Stomach aches are a common complaint and can have a variety of causes.
They usually don’t last long, and aren’t often triggered by anything serious.
According to the NHS, they are most often due to trapped wind, discomfort after eating known as indigestion, or constipation – being unable to poo.
The pain should pass on its own.
However, if your stomach pain is accompanied by other symptoms, you may need to see your doctor.
This includes if the pain gets worse in a short space of time, if it won’t go away, you have unexpected weight loss, you have unusual vaginal discharge, you bleed from your bottom, or you have a persistent change in toilet habits.
If you start experiencing severe stomach pain, pain when you touch your stomach, are vomiting blood, have bloody or black stools, aren’t able to urinate, have collapsed, or are diabetic and vomiting, you should call an ambulance or go to your nearest A&E.
Such sudden, abdominal pain can be caused by a number of conditions.

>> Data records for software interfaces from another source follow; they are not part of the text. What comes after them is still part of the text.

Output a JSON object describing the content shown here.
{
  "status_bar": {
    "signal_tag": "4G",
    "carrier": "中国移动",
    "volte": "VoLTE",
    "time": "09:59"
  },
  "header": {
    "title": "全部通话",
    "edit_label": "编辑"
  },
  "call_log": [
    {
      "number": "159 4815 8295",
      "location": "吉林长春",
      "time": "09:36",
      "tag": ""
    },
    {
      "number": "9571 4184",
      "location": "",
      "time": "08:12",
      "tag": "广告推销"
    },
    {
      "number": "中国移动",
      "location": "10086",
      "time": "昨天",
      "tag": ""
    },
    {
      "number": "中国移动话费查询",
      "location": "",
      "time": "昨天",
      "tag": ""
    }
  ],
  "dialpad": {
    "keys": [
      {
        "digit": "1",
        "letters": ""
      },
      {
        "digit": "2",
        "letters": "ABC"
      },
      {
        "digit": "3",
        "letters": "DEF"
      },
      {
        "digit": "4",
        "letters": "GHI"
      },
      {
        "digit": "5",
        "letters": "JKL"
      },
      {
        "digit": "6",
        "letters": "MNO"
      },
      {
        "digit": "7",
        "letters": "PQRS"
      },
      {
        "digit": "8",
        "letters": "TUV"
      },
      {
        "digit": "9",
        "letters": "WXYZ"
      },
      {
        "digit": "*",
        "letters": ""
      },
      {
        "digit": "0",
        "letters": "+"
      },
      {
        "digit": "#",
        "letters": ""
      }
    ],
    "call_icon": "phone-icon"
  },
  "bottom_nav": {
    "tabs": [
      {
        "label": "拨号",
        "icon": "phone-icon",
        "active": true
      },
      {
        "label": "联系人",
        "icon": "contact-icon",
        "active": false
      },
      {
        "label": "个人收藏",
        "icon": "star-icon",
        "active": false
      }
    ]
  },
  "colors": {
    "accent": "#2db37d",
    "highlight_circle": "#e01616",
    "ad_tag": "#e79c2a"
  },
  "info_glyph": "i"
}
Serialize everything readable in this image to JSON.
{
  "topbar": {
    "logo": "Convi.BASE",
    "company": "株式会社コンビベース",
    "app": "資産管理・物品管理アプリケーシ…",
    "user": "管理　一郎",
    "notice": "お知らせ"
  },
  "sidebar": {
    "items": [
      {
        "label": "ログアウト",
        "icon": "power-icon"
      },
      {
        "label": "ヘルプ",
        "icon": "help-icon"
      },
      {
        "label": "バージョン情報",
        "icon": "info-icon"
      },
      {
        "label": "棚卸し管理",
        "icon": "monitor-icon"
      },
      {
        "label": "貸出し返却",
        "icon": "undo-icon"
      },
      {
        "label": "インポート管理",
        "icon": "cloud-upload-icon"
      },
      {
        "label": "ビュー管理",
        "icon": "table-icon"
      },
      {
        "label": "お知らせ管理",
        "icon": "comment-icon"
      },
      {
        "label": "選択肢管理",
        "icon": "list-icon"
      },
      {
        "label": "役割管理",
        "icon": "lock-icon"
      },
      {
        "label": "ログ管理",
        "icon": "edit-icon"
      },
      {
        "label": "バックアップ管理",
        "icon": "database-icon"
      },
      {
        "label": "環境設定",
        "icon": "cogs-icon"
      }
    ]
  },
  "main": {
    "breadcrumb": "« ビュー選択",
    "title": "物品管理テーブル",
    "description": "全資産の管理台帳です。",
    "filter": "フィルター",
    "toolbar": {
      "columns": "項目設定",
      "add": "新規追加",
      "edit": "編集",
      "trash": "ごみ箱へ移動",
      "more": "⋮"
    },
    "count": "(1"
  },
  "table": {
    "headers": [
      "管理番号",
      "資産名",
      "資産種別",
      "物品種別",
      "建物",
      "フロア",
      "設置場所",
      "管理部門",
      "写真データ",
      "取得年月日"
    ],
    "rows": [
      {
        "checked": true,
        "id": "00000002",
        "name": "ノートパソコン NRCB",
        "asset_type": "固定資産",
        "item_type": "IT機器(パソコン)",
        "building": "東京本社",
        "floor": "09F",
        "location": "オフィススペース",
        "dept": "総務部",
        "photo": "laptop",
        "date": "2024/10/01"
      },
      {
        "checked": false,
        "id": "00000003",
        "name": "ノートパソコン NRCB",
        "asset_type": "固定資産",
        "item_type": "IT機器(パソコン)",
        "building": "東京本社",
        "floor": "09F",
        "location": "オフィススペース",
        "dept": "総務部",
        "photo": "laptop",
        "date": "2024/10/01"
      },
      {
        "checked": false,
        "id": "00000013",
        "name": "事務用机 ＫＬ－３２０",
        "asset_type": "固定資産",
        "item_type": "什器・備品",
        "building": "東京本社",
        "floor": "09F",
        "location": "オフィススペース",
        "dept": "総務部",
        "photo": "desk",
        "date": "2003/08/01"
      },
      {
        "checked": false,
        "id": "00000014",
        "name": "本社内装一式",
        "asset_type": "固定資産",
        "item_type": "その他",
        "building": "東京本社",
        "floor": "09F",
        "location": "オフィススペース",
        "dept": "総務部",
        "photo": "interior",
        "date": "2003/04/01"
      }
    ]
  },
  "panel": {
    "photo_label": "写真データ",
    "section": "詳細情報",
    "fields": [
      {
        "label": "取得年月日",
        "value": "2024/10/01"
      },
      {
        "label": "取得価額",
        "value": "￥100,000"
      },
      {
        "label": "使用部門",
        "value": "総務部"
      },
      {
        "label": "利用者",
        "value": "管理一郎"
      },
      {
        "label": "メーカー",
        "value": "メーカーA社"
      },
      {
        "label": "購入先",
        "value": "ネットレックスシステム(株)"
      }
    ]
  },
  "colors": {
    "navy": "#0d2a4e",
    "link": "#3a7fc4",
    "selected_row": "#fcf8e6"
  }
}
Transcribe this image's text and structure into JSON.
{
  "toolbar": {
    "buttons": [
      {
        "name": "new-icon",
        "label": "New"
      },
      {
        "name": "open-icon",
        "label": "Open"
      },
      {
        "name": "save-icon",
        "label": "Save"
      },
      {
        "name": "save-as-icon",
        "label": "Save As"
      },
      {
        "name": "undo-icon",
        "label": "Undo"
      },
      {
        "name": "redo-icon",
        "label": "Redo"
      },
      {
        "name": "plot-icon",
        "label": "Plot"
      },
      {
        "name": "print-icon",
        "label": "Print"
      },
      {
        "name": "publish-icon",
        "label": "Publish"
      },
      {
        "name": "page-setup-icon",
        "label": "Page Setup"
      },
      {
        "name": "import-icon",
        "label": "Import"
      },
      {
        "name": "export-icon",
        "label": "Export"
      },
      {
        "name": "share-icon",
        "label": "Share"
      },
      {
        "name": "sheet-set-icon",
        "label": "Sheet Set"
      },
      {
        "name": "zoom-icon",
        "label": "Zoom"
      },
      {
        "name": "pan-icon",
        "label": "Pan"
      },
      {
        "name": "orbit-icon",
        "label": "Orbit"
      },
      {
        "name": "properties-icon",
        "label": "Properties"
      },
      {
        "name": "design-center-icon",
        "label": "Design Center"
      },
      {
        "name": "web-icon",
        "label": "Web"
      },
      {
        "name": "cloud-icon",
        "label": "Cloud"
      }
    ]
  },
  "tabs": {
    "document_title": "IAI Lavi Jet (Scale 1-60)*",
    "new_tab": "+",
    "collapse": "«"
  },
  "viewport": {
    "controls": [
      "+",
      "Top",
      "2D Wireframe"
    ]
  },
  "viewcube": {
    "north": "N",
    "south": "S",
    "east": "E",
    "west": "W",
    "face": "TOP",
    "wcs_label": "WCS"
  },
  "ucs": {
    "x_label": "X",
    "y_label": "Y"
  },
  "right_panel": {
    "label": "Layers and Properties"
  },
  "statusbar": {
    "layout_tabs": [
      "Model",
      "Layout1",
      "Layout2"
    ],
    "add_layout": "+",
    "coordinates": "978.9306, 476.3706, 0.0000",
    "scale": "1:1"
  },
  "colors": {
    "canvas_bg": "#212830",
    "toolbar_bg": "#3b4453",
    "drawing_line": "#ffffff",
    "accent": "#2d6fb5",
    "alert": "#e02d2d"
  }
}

These include appendicitis – which can prove fatal – a stomach ulcer, acute cholecystitis caused by gallstones, kidney stones, a type of inflammation of the bowel called diverticulitis, or a pulled muscle in your abdomen.
Sometimes stomach pain can be long-term or recurring.
In this case it may be irritable bowel syndrome – a problem with the digestive system that affects one in five people at some point in their lives.
It could also be inflammatory bowel disease, such as Crohn’s disease and ulcerative colitis.
Other reasons why stomach pain may reappear or last for a long time include a urinary tract infection, constipation, period pain and heart burn.
Stomach pain often accompanies bloating.
Certain foods can cause bloating, including bread if you suffer from coeliac disease and avocados.
The latter are high in fibre which some people can be intolerant to.
Additionally, stomach discomfort and bloating together may indicate ovarian cancer.